* **Work to be completed**
Check each line of the data for "icon", and copy the ones that have it.

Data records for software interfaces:
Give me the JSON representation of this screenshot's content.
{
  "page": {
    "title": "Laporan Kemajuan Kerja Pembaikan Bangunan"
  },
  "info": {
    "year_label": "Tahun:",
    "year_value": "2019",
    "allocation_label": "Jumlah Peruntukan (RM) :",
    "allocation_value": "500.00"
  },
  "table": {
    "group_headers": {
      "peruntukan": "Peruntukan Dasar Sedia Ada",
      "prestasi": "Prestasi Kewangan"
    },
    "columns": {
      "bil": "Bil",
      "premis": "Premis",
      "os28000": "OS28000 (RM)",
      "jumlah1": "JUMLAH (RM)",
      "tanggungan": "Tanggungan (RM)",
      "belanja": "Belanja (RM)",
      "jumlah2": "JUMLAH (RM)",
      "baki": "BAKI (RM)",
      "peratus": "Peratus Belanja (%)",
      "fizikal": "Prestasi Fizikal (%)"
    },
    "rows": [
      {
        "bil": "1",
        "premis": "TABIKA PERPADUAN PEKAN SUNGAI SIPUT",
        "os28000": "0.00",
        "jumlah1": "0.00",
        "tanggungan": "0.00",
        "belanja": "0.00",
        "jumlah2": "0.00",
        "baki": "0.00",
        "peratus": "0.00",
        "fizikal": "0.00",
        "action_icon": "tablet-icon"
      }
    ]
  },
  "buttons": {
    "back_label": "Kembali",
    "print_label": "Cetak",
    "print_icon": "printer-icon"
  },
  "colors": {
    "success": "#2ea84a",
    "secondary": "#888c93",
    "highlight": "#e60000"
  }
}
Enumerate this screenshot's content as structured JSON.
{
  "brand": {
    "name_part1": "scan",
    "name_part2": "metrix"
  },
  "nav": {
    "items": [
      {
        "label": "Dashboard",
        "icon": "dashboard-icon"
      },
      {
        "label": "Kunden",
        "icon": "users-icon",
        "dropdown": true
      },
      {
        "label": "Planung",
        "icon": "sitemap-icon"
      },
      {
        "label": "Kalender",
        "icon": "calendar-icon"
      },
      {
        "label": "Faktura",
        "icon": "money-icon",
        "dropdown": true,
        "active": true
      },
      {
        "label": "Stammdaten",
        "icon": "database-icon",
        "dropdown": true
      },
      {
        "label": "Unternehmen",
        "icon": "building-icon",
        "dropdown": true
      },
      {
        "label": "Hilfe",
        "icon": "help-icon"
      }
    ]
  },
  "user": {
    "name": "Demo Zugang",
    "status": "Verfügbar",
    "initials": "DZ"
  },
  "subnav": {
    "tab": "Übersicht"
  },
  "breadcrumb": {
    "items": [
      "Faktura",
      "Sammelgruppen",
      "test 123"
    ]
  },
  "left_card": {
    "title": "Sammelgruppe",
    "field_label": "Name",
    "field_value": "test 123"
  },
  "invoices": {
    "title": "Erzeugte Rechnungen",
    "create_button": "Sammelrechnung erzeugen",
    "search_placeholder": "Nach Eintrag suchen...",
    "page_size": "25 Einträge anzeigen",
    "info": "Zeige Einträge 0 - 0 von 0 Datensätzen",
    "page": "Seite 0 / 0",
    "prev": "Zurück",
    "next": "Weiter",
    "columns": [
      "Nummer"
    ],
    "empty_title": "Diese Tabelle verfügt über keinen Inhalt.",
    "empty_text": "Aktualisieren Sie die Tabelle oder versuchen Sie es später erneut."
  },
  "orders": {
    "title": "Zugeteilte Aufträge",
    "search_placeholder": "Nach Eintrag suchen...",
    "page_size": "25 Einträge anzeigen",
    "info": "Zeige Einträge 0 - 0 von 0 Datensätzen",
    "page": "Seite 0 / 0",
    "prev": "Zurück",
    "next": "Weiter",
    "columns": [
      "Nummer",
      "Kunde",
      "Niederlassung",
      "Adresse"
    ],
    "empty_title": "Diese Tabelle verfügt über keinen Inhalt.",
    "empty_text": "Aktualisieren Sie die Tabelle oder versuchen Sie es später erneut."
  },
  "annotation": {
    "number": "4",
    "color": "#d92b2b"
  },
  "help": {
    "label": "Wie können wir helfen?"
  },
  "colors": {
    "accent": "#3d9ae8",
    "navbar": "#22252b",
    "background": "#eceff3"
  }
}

* **Result below**
        "action_icon": "tablet-icon"
    "print_icon": "printer-icon"
        "icon": "dashboard-icon"
        "icon": "users-icon",
        "icon": "sitemap-icon"
        "icon": "calendar-icon"
        "icon": "money-icon",
        "icon": "database-icon",
        "icon": "building-icon",
        "icon": "help-icon"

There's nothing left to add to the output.